_Work to complete_. Write the following entries out again exactly, skipping each image.

------------------------------

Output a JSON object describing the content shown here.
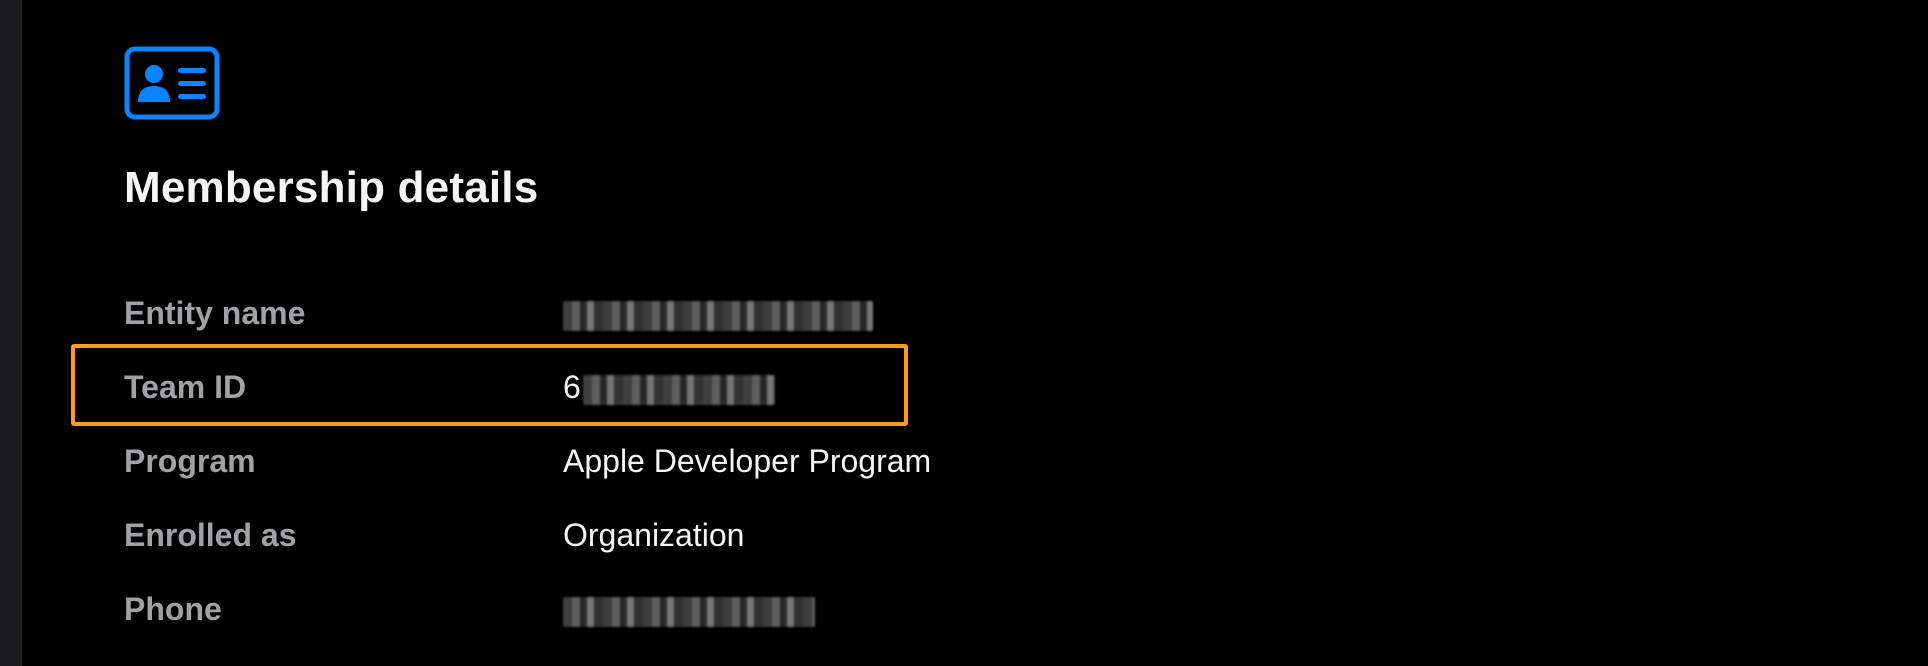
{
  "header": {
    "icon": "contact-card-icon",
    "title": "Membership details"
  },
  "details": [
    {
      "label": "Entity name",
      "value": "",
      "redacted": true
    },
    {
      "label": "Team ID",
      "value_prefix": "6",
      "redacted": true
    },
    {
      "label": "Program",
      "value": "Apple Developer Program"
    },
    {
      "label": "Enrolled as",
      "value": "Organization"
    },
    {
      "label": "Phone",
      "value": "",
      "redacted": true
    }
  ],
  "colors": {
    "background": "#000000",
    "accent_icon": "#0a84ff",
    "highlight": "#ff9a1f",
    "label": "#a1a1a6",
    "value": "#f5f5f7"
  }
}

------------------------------

_Answer to the exercise_.
Output a JSON object describing the content shown here.
{
  "header": {
    "icon": "contact-card-icon",
    "title": "Membership details"
  },
  "details": [
    {
      "label": "Entity name",
      "value": "",
      "redacted": true
    },
    {
      "label": "Team ID",
      "value_prefix": "6",
      "redacted": true
    },
    {
      "label": "Program",
      "value": "Apple Developer Program"
    },
    {
      "label": "Enrolled as",
      "value": "Organization"
    },
    {
      "label": "Phone",
      "value": "",
      "redacted": true
    }
  ],
  "colors": {
    "background": "#000000",
    "accent_icon": "#0a84ff",
    "highlight": "#ff9a1f",
    "label": "#a1a1a6",
    "value": "#f5f5f7"
  }
}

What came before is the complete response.